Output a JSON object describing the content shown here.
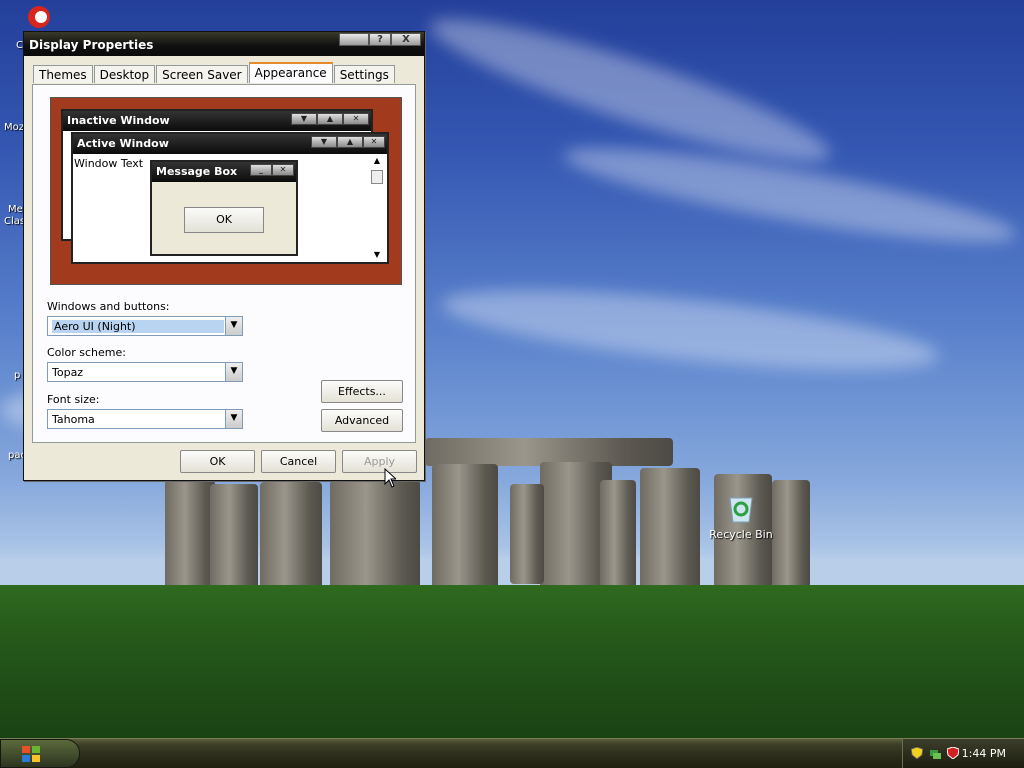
{
  "desktop": {
    "left_icon_labels": [
      "C",
      "Moz",
      "Me",
      "Clas",
      "p",
      "pac"
    ],
    "recycle_bin_label": "Recycle Bin"
  },
  "dialog": {
    "title": "Display Properties",
    "title_buttons": [
      "",
      "?",
      "X"
    ],
    "tabs": [
      "Themes",
      "Desktop",
      "Screen Saver",
      "Appearance",
      "Settings"
    ],
    "active_tab": "Appearance",
    "preview": {
      "inactive_title": "Inactive Window",
      "active_title": "Active Window",
      "window_text": "Window Text",
      "message_box_title": "Message Box",
      "ok_label": "OK"
    },
    "windows_buttons_label": "Windows and buttons:",
    "windows_buttons_value": "Aero UI (Night)",
    "color_scheme_label": "Color scheme:",
    "color_scheme_value": "Topaz",
    "font_size_label": "Font size:",
    "font_size_value": "Tahoma",
    "effects_label": "Effects...",
    "advanced_label": "Advanced",
    "ok_label": "OK",
    "cancel_label": "Cancel",
    "apply_label": "Apply"
  },
  "taskbar": {
    "clock": "1:44 PM"
  },
  "colors": {
    "preview_background": "#a23a1e",
    "active_tab_accent": "#e68b2c"
  }
}
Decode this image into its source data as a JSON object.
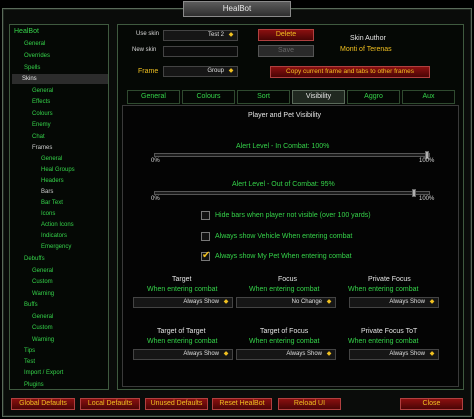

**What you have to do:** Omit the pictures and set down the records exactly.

**Answer to the exercise:**
Output a JSON object describing the content shown here.
{
  "desktop": {
    "left_icon_labels": [
      "C",
      "Moz",
      "Me",
      "Clas",
      "p",
      "pac"
    ],
    "recycle_bin_label": "Recycle Bin"
  },
  "dialog": {
    "title": "Display Properties",
    "title_buttons": [
      "",
      "?",
      "X"
    ],
    "tabs": [
      "Themes",
      "Desktop",
      "Screen Saver",
      "Appearance",
      "Settings"
    ],
    "active_tab": "Appearance",
    "preview": {
      "inactive_title": "Inactive Window",
      "active_title": "Active Window",
      "window_text": "Window Text",
      "message_box_title": "Message Box",
      "ok_label": "OK"
    },
    "windows_buttons_label": "Windows and buttons:",
    "windows_buttons_value": "Aero UI (Night)",
    "color_scheme_label": "Color scheme:",
    "color_scheme_value": "Topaz",
    "font_size_label": "Font size:",
    "font_size_value": "Tahoma",
    "effects_label": "Effects...",
    "advanced_label": "Advanced",
    "ok_label": "OK",
    "cancel_label": "Cancel",
    "apply_label": "Apply"
  },
  "taskbar": {
    "clock": "1:44 PM"
  },
  "colors": {
    "preview_background": "#a23a1e",
    "active_tab_accent": "#e68b2c"
  }
}
Decode this image into its source data as a JSON object.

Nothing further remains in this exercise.